Senior Brotherhood leaders Essam al-Erian and Mohamed Beltagi and prominent Islamist preacher Safwat Higazi are among the dozens sentenced to death by hanging.
The August 2013 Rabaa massacre ended in the deaths of hundreds of protesters when Egyptian security services cleared mass camps which had occupied the capital’s al-Nahda and Rabaa al-Adawiya squares.
The military raided the two sites after six weeks of peaceful protests in support of President Mohamed Morsi, ousted in a military coup, developed into large camps occupying the squares.
Police and soliers used tear gas, rubber bullets and live ammunition to disperse the crowds while bulldozing the camp, which broke out into fatal fires.
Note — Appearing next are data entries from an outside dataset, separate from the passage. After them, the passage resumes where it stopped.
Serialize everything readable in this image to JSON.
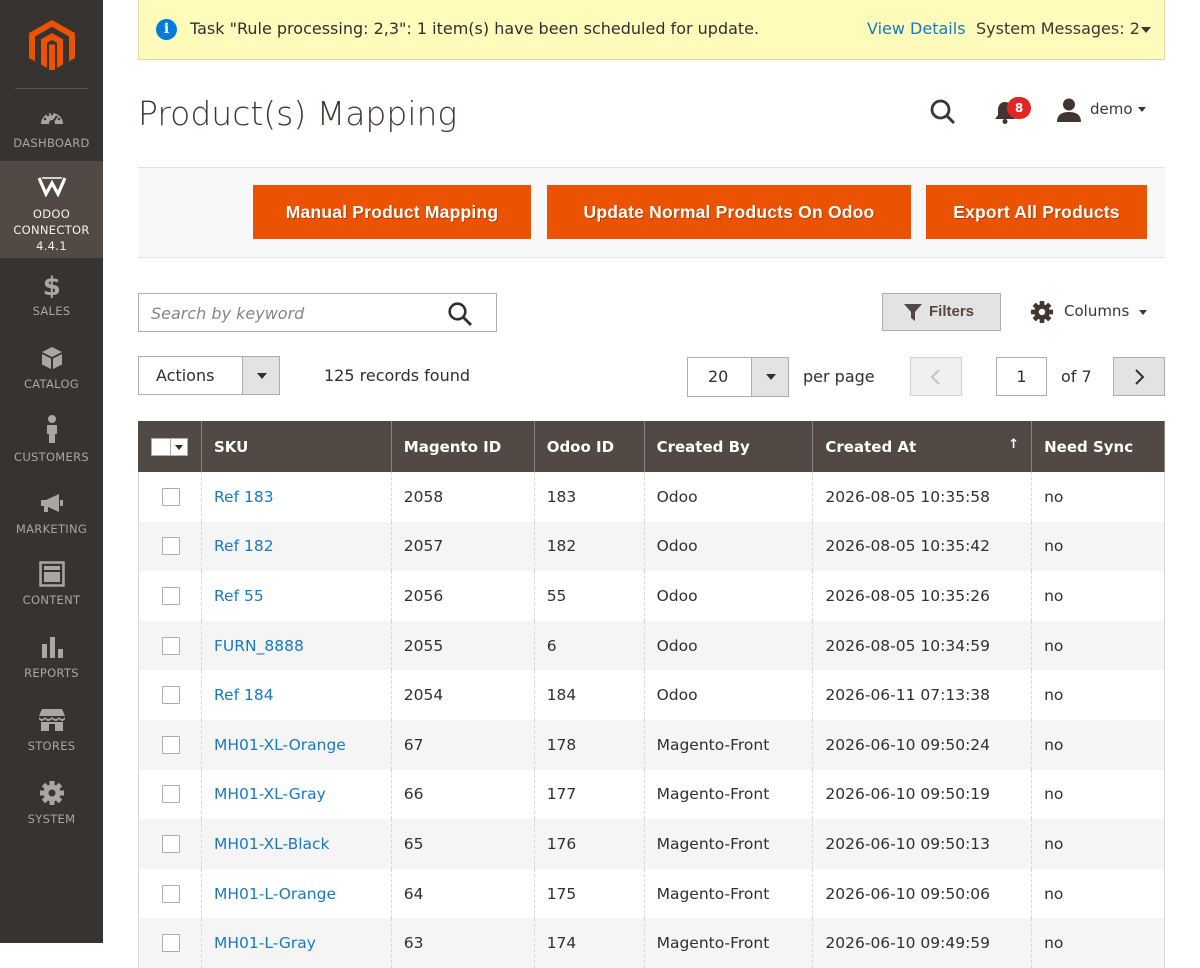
{
  "sidebar": {
    "items": [
      {
        "label": "Dashboard",
        "icon": "dashboard-icon"
      },
      {
        "label": "Odoo Connector 4.4.1",
        "label_lines": [
          "ODOO",
          "CONNECTOR",
          "4.4.1"
        ],
        "icon": "odoo-connector-icon",
        "active": true
      },
      {
        "label": "Sales",
        "icon": "dollar-icon"
      },
      {
        "label": "Catalog",
        "icon": "cube-icon"
      },
      {
        "label": "Customers",
        "icon": "person-icon"
      },
      {
        "label": "Marketing",
        "icon": "megaphone-icon"
      },
      {
        "label": "Content",
        "icon": "layout-icon"
      },
      {
        "label": "Reports",
        "icon": "bar-chart-icon"
      },
      {
        "label": "Stores",
        "icon": "storefront-icon"
      },
      {
        "label": "System",
        "icon": "gear-icon"
      }
    ]
  },
  "message": {
    "text": "Task \"Rule processing: 2,3\": 1 item(s) have been scheduled for update.",
    "link": "View Details",
    "system_messages": "System Messages: 2"
  },
  "header": {
    "title": "Product(s) Mapping",
    "notification_count": "8",
    "username": "demo"
  },
  "toolbar": {
    "buttons": [
      "Manual Product Mapping",
      "Update Normal Products On Odoo",
      "Export All Products"
    ]
  },
  "search": {
    "placeholder": "Search by keyword"
  },
  "filters_label": "Filters",
  "columns_label": "Columns",
  "actions_label": "Actions",
  "records_found": "125 records found",
  "pager": {
    "per_page": "20",
    "per_page_label": "per page",
    "current_page": "1",
    "of_pages": "of 7"
  },
  "grid": {
    "columns": [
      "SKU",
      "Magento ID",
      "Odoo ID",
      "Created By",
      "Created At",
      "Need Sync"
    ],
    "sort_indicator": "↑",
    "rows": [
      {
        "sku": "Ref 183",
        "magento_id": "2058",
        "odoo_id": "183",
        "created_by": "Odoo",
        "created_at": "2026-08-05 10:35:58",
        "need_sync": "no"
      },
      {
        "sku": "Ref 182",
        "magento_id": "2057",
        "odoo_id": "182",
        "created_by": "Odoo",
        "created_at": "2026-08-05 10:35:42",
        "need_sync": "no"
      },
      {
        "sku": "Ref 55",
        "magento_id": "2056",
        "odoo_id": "55",
        "created_by": "Odoo",
        "created_at": "2026-08-05 10:35:26",
        "need_sync": "no"
      },
      {
        "sku": "FURN_8888",
        "magento_id": "2055",
        "odoo_id": "6",
        "created_by": "Odoo",
        "created_at": "2026-08-05 10:34:59",
        "need_sync": "no"
      },
      {
        "sku": "Ref 184",
        "magento_id": "2054",
        "odoo_id": "184",
        "created_by": "Odoo",
        "created_at": "2026-06-11 07:13:38",
        "need_sync": "no"
      },
      {
        "sku": "MH01-XL-Orange",
        "magento_id": "67",
        "odoo_id": "178",
        "created_by": "Magento-Front",
        "created_at": "2026-06-10 09:50:24",
        "need_sync": "no"
      },
      {
        "sku": "MH01-XL-Gray",
        "magento_id": "66",
        "odoo_id": "177",
        "created_by": "Magento-Front",
        "created_at": "2026-06-10 09:50:19",
        "need_sync": "no"
      },
      {
        "sku": "MH01-XL-Black",
        "magento_id": "65",
        "odoo_id": "176",
        "created_by": "Magento-Front",
        "created_at": "2026-06-10 09:50:13",
        "need_sync": "no"
      },
      {
        "sku": "MH01-L-Orange",
        "magento_id": "64",
        "odoo_id": "175",
        "created_by": "Magento-Front",
        "created_at": "2026-06-10 09:50:06",
        "need_sync": "no"
      },
      {
        "sku": "MH01-L-Gray",
        "magento_id": "63",
        "odoo_id": "174",
        "created_by": "Magento-Front",
        "created_at": "2026-06-10 09:49:59",
        "need_sync": "no"
      }
    ]
  },
  "colors": {
    "sidebar_bg": "#373330",
    "sidebar_active": "#514943",
    "accent": "#eb5202",
    "link": "#1979c3",
    "grid_header": "#514943",
    "message_bg": "#fffbbb",
    "badge": "#e22626"
  }
}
At least 817 were killed in the dispersal – or closer to 1,000 according to Human Rights Watch estimates.
Egyptian courts jailed 262 people from three years to life in January, for charges ranging from causing he death of two policemen to attempted murder and vandalism, Reuters reported.
The government accused the Muslim Brotherhood of encouraging an Islamist insurgency since Morsi’s removal and said militants had killed hundreds of Egyptian soldiers and police.
HRW called the massacre “one of the world’s largest killings of demonstrators in a single day in recent history”.
“MOCKERY OF JUSTICE”
Following weeks of protests in 2013 against the ouster of Islamist President Mohamed Mursi by the military — led at the time by Egypt’s current president, Abdel Fattah al-Sisi — security forces violently broke up the demonstrators at Rabaa square.
They arrested hundreds of people who were charged with inciting violence, murder and organizing illegal protests.
Rights groups have criticized the trial for including many peaceful protesters and journalists.
“We condemn today’s verdict in the strongest terms,” Amnesty International said in a statement. “The fact that not a single police officer has been brought to account … shows what a mockery of justice this trial was.”
Since Sisi was elected president in 2014, authorities have justified a crackdown on dissent and freedoms as being directed at militants and saboteurs trying to undermine the state.
Death sentences have been handed down to hundreds of his political opponents on charges such as belonging to an illegal organization or planning to carry out an attack.
Supporters say a security crackdown is needed to stabilize Egypt, which still faces an Islamist insurgency in the Sinai Peninsula and is reeling financially from years of unrest.
Critics say the erosion of freedoms and silencing of political opponents is the worst Egypt has seen in its modern history.